**Exercise materials:**
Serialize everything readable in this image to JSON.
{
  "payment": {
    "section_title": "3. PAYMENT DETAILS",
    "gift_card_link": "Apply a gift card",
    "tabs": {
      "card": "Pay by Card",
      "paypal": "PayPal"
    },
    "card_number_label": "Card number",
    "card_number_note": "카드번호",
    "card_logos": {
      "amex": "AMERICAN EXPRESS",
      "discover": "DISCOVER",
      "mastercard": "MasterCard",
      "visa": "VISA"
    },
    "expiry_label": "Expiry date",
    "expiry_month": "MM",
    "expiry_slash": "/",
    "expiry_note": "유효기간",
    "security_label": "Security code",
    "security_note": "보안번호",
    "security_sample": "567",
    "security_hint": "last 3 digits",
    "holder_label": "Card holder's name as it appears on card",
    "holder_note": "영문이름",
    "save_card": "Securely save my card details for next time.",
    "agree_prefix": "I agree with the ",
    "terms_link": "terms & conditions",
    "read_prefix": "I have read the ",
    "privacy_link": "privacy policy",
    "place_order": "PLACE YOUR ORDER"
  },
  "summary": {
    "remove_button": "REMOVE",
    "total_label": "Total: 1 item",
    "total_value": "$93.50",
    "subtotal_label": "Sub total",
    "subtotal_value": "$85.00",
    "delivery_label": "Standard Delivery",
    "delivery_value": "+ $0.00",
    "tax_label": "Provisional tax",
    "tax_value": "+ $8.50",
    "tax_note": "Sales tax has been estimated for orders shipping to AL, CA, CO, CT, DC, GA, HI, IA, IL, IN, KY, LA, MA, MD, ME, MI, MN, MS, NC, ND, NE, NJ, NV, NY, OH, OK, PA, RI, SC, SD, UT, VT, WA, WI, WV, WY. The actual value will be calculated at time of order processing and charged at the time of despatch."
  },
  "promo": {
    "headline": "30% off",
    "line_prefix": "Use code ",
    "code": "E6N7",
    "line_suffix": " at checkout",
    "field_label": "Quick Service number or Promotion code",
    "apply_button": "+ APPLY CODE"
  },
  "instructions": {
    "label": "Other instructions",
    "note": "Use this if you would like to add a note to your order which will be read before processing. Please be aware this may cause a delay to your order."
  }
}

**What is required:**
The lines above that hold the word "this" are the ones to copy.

**Output of the task:**
Serialize everything readable in this image to JSON.
    "note": "Use this if you would like to add a note to your order which will be read before processing. Please be aware this may cause a delay to your order."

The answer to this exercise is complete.